__Exercise description__
Write the records below out again exactly as given, with no images.

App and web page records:
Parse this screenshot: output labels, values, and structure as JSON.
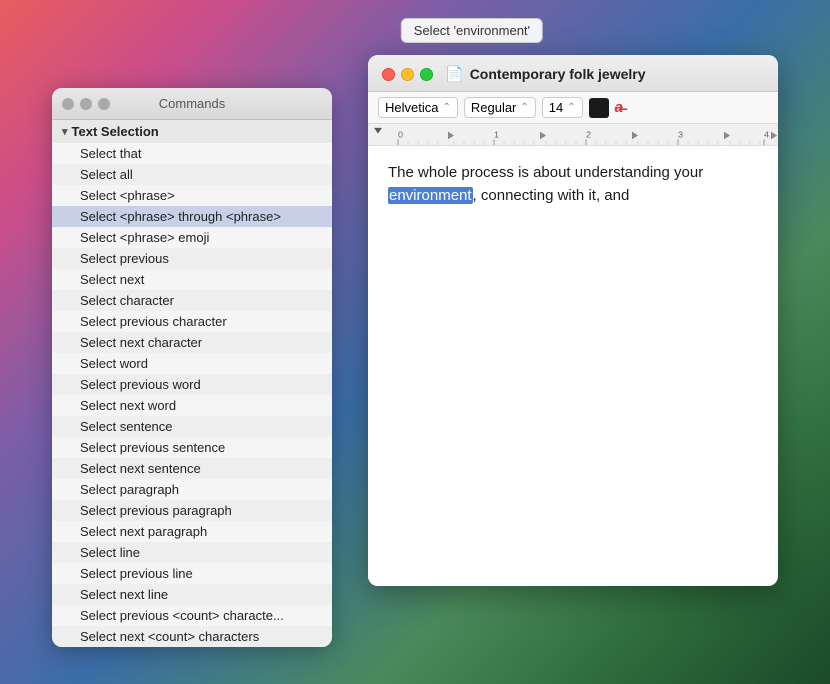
{
  "tooltip": {
    "text": "Select 'environment'"
  },
  "commands_panel": {
    "title": "Commands",
    "section_label": "Text Selection",
    "items": [
      "Select that",
      "Select all",
      "Select <phrase>",
      "Select <phrase> through <phrase>",
      "Select <phrase> emoji",
      "Select previous",
      "Select next",
      "Select character",
      "Select previous character",
      "Select next character",
      "Select word",
      "Select previous word",
      "Select next word",
      "Select sentence",
      "Select previous sentence",
      "Select next sentence",
      "Select paragraph",
      "Select previous paragraph",
      "Select next paragraph",
      "Select line",
      "Select previous line",
      "Select next line",
      "Select previous <count> characte...",
      "Select next <count> characters"
    ],
    "highlighted_index": 3
  },
  "editor": {
    "title": "Contemporary folk jewelry",
    "doc_icon": "📄",
    "toolbar": {
      "font": "Helvetica",
      "style": "Regular",
      "size": "14"
    },
    "content_before": "The whole process is about understanding your ",
    "content_highlight": "environment",
    "content_after": ", connecting with it, and"
  }
}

__Exercise response__
Parse this screenshot: output labels, values, and structure as JSON.
{
  "tooltip": {
    "text": "Select 'environment'"
  },
  "commands_panel": {
    "title": "Commands",
    "section_label": "Text Selection",
    "items": [
      "Select that",
      "Select all",
      "Select <phrase>",
      "Select <phrase> through <phrase>",
      "Select <phrase> emoji",
      "Select previous",
      "Select next",
      "Select character",
      "Select previous character",
      "Select next character",
      "Select word",
      "Select previous word",
      "Select next word",
      "Select sentence",
      "Select previous sentence",
      "Select next sentence",
      "Select paragraph",
      "Select previous paragraph",
      "Select next paragraph",
      "Select line",
      "Select previous line",
      "Select next line",
      "Select previous <count> characte...",
      "Select next <count> characters"
    ],
    "highlighted_index": 3
  },
  "editor": {
    "title": "Contemporary folk jewelry",
    "doc_icon": "📄",
    "toolbar": {
      "font": "Helvetica",
      "style": "Regular",
      "size": "14"
    },
    "content_before": "The whole process is about understanding your ",
    "content_highlight": "environment",
    "content_after": ", connecting with it, and"
  }
}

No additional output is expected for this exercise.